● **Items from an interface collection**:
· · · · · · ·
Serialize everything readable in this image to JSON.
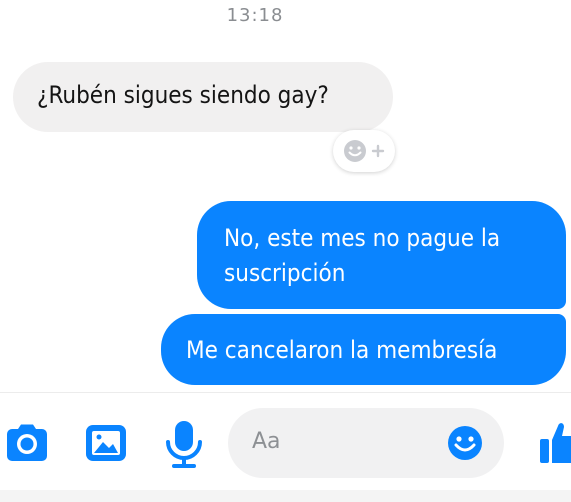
{
  "header": {
    "time": "13:18"
  },
  "messages": [
    {
      "direction": "incoming",
      "text": "¿Rubén sigues siendo gay?"
    },
    {
      "direction": "outgoing",
      "text": "No, este mes no pague la suscripción"
    },
    {
      "direction": "outgoing",
      "text": "Me cancelaron la membresía"
    }
  ],
  "reaction": {
    "icon": "add-reaction-icon"
  },
  "composer": {
    "placeholder": "Aa",
    "icons": [
      "camera-icon",
      "image-icon",
      "microphone-icon",
      "emoji-icon",
      "like-icon"
    ]
  },
  "colors": {
    "accent": "#0a84ff",
    "incoming_bubble": "#f1f0f0",
    "outgoing_text": "#ffffff",
    "timestamp": "#8a8d91"
  }
}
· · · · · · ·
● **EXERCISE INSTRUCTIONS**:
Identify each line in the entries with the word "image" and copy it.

● **YOUR SOLUTION**:
Serialize everything readable in this image to JSON.
      "image-icon",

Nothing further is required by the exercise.